'Flapping in the Middle of Nowhere' ('Dap canh giua khong trung'): Venice Review
Nguyen Hong Diep's first full-length film zeroes in on a pregnant teenager confronting the mundane realities of inner-city life in Hanoi.
A pregnant teen turns tricks to get cash for an abortion; the basic premise of Nguyen Hoang Diep's feature-film directorial debut might seem well-trodden, but it's the style which propels Flapping in the Middle of Nowhere into heights dizzier than its apparently hackneyed synopsis. Poised in its mise-en-scene, poetic in employing visual panache and precise in capturing details which hint at the harsh realities of inner-city life, Diep's film offers a sensitive, sensual and surprisingly candid representation of sexuality and adolescence in Vietnam.
Even before bringing her debut to the Venice's Critics Week sidebar and then Toronto, Diep could already boast of exposure and experience on the festival circuit as producer of Phan Dang Di's award-winning Cannes-bowing 2011 title Bi, Don't Be Afraid. With Flapping, Diep should finally find some deserved acclaim for an approach which combines audacious realism (in its portrayal of juvenile delinquency) and leaps of artistic fantasy. In spite of its multinational co-production status, Flapping doesn't toy with cultural exotica as such; instead, it offers a story about young protagonists struggling to exist, never daring to dream of futures which seem unattainable anyway.

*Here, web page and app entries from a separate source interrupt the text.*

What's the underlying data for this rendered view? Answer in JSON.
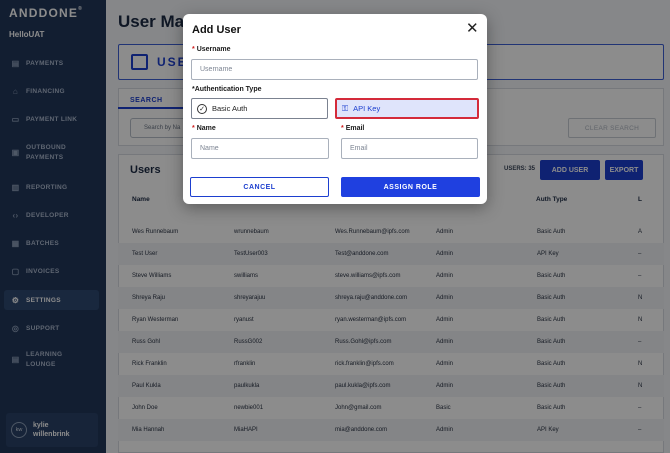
{
  "brand": {
    "logo": "ANDDONE",
    "environment": "HelloUAT"
  },
  "sidebar": {
    "items": [
      {
        "label": "PAYMENTS",
        "icon": "payments-icon"
      },
      {
        "label": "FINANCING",
        "icon": "financing-icon"
      },
      {
        "label": "PAYMENT LINK",
        "icon": "link-icon"
      },
      {
        "label": "OUTBOUND PAYMENTS",
        "icon": "outbound-icon"
      },
      {
        "label": "REPORTING",
        "icon": "reporting-icon"
      },
      {
        "label": "DEVELOPER",
        "icon": "code-icon"
      },
      {
        "label": "BATCHES",
        "icon": "batches-icon"
      },
      {
        "label": "INVOICES",
        "icon": "invoice-icon"
      },
      {
        "label": "SETTINGS",
        "icon": "gear-icon",
        "active": true
      },
      {
        "label": "SUPPORT",
        "icon": "support-icon"
      },
      {
        "label": "LEARNING LOUNGE",
        "icon": "learning-icon"
      }
    ],
    "user": {
      "initials": "kw",
      "name_line1": "kylie",
      "name_line2": "willenbrink"
    }
  },
  "main": {
    "title": "User Man",
    "card_label": "USEI",
    "search_tab": "SEARCH",
    "search_placeholder": "Search by Na",
    "clear_search": "CLEAR SEARCH",
    "users_title": "Users",
    "users_count": "USERS: 35",
    "add_user": "ADD USER",
    "export": "EXPORT",
    "columns": [
      "Name",
      "Auth Type",
      "L"
    ],
    "rows": [
      {
        "name": "Wes Runnebaum",
        "username": "wrunnebaum",
        "email": "Wes.Runnebaum@ipfs.com",
        "role": "Admin",
        "auth": "Basic Auth",
        "last": "A"
      },
      {
        "name": "Test User",
        "username": "TestUser003",
        "email": "Test@anddone.com",
        "role": "Admin",
        "auth": "API Key",
        "last": "–"
      },
      {
        "name": "Steve Williams",
        "username": "swilliams",
        "email": "steve.williams@ipfs.com",
        "role": "Admin",
        "auth": "Basic Auth",
        "last": "–"
      },
      {
        "name": "Shreya Raju",
        "username": "shreyarajuu",
        "email": "shreya.raju@anddone.com",
        "role": "Admin",
        "auth": "Basic Auth",
        "last": "N"
      },
      {
        "name": "Ryan Westerman",
        "username": "ryanust",
        "email": "ryan.westerman@ipfs.com",
        "role": "Admin",
        "auth": "Basic Auth",
        "last": "N"
      },
      {
        "name": "Russ Gohl",
        "username": "RussG002",
        "email": "Russ.Gohl@ipfs.com",
        "role": "Admin",
        "auth": "Basic Auth",
        "last": "–"
      },
      {
        "name": "Rick Franklin",
        "username": "rfranklin",
        "email": "rick.franklin@ipfs.com",
        "role": "Admin",
        "auth": "Basic Auth",
        "last": "N"
      },
      {
        "name": "Paul Kukla",
        "username": "paulkukla",
        "email": "paul.kukla@ipfs.com",
        "role": "Admin",
        "auth": "Basic Auth",
        "last": "N"
      },
      {
        "name": "John Doe",
        "username": "newbie001",
        "email": "John@gmail.com",
        "role": "Basic",
        "auth": "Basic Auth",
        "last": "–"
      },
      {
        "name": "Mia Hannah",
        "username": "MiaHAPI",
        "email": "mia@anddone.com",
        "role": "Admin",
        "auth": "API Key",
        "last": "–"
      }
    ]
  },
  "modal": {
    "title": "Add User",
    "username_label": "Username",
    "username_placeholder": "Username",
    "auth_label": "*Authentication Type",
    "auth_basic": "Basic Auth",
    "auth_api": "API Key",
    "name_label": "Name",
    "name_placeholder": "Name",
    "email_label": "Email",
    "email_placeholder": "Email",
    "cancel": "CANCEL",
    "assign": "ASSIGN ROLE",
    "required_mark": "*"
  },
  "colors": {
    "accent": "#1d3fcf",
    "sidebar": "#21375a",
    "selected_border": "#d42a3a",
    "selected_bg": "#dfe4fb"
  }
}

At the center of this narrative is Huyen (Nguyen Thuy Anh), a rurally-bred teenager who has left her home village to attend college in Hanoi. Unbeknownst to her parents, she is involved in a relationship with Tung (Hoang Ha), a feckless boy who spends all his street-lamp repairman's salary on cock fighting — an obsesssion which lands the couple in trouble when they need cash for Huyen's abortion. With Tung having fled home to evade his debtors, Huyen — with the help of her transgender housemate Linh (Thanh Duy) — turns to escort work for cash, only to find herself meeting (and then falling for) a kind, generous and (of course) hunky client Hoang (Tran Bao Son), who is seemingly more interested in her feelings than her body.
A key strength of the film lies in how Diep conveys the middle-of-nowhere social ambience which seems to engulf and suffocate Huyen into a tragic silence. Some of social squalor on display is astounding, given how a rigorous censorship regime remains in place in the one-party-state of Vietnam.
Eschewing high drama — apart from, perhaps, a throat-slitting scene which would leave animal-loving audiences queasy — the film thrives in portraying a rough milieu with such ordinariness, in a country nominally communist but obviously well in tune with the excess of capitalist societies everywhere: The machismo at the cockfights; the cramped living conditions marked by trains passing just inches away from foodstalls and crumbling houses; the accepted lack of privacy at gynecological wards; schoolgirls prettying themselves up to curry favor and better grades from their male teachers.
These lyrical scenes highlighting the brutality of everyday life in Hanoi provide a stepping-off point for the more fantastical sequences revolving around Huyen's blooming relationship with Hoang. Such visions, ably brought to the screen by Pham Quang Vinh and Nguyen Dan Nam's production design and Pham Quang Minh's camerawork, provide a beauty which heightens Huyen's mundane existence, as her adolescence (and possibly adulthood) flutter away into nothingness.
Venue: Venice Film Festival (Critics' Week); Toronto International Film Festival (Discovery)
Production companies: VBLOCK Media, with Cine Sud Promotion, Filmfarms, Filmallee
Cast: Nguyen Thuy Anh, Hoang Ha, Tran Bao Son, Thanh Duy
Director: Nguyen Hoang Diep
Screenwriter: Nguyen Hoang Diep
Producers: Alan Milligan, David Lindner Leporda, Thierry Lenouvel, Nguyen Hoang Diep
Director of photography: Pham Quang Minh
Production designer: Pham Quang Vinh, Nguyen Dan Nam
Costume designer: Nguyen Diem Huong
Editor: Gustavo Vasco, Jacques Comets
Music: Pierre Aviat
International Sales: Premium Films
No rating; 98 minutes